Louis Spohr: Violin Concerto No. 11 in G Major, Op. 70 – full score (NXP010)
Sheet music edition. Choose your format from the selection above.
Instrumentation: 126.96.36.199 - 188.8.131.52 - timp. - violin solo - strings
In September 1825 Spohr’s latest opera Der Berggeist was being staged in Leipzig in the presence of the composer. Remembering that it was here 21 years earlier that his solo career took off, Spohr decided to write a new violin concerto to mark the occasion and so arose the Concerto No. 11 in G major, Op. 70, which he performed in the Leipzig Gewandhaus on 19th September 1825.
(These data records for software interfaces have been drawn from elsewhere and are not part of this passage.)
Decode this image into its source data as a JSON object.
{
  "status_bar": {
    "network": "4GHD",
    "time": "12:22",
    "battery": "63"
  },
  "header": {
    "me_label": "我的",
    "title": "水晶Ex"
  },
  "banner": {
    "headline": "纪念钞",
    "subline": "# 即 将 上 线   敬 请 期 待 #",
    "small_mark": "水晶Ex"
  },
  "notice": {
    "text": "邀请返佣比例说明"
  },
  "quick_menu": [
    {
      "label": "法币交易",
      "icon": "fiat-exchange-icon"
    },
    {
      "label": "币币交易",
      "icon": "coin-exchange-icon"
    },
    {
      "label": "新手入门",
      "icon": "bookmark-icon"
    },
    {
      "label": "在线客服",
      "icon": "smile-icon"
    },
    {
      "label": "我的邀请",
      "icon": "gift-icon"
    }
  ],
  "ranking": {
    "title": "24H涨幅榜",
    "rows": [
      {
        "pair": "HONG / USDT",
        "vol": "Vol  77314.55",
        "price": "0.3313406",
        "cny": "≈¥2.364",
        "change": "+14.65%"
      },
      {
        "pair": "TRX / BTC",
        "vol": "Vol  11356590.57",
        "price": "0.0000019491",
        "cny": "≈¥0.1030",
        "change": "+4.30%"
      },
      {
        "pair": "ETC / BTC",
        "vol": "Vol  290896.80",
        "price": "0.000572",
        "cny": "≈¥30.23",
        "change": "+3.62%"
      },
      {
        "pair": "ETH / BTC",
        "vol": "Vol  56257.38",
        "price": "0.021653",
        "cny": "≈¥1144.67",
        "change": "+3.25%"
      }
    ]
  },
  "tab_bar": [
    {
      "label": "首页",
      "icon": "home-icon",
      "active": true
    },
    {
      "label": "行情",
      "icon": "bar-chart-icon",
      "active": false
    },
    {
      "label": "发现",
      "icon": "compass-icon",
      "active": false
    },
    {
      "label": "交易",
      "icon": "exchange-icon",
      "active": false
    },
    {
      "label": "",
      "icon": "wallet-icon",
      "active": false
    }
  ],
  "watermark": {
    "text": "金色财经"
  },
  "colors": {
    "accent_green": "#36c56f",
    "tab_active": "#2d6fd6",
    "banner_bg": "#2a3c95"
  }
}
The opening movement deviates from the standard type as exemplified in the Sixth Concerto in a number of ways. There is a slow introduction which opens with three rising notes in the bass and contains hints of the movement’s main thematic material then, after the orchestra bursts in with the main Allegro vivace theme, the soloist takes over after only seven bars.
The second subject seems to be at a slower tempo but this is an aural illusion as the lyrical and expressive melody is written in longer note values. It is preceded by the return of the three rising notes from the slow introduction and it is this second subject which also begins the recapitulation so that the rising phrase in the bass from the very start of the concerto marks this major structural point.
The Adagio in E minor is exquisitely beautiful with a second main theme of near Mozartian lyricism which moves into E major when it returns later in the movement. The Allegretto rondo finale opens with a country dance which tests the soloist from the outset as it features extensive double stops. A broader melody provides the main contrast, allowing the solo violin to display its singing qualities interspersed with virtuoso passagework before the music reaches a powerful conclusion.
For many years the Eleventh Concerto was ranked with the Seventh, Eighth and Ninth as one of Spohr’s four masterpieces in the genre (the Tenth is an early work published out of sequence) but it gradually dropped out of the repertory as the twentieth century progressed and the composer’s reputation declined. Such a fine concerto is surely due for a comeback.
Chairman, Spohr Society of Great Britain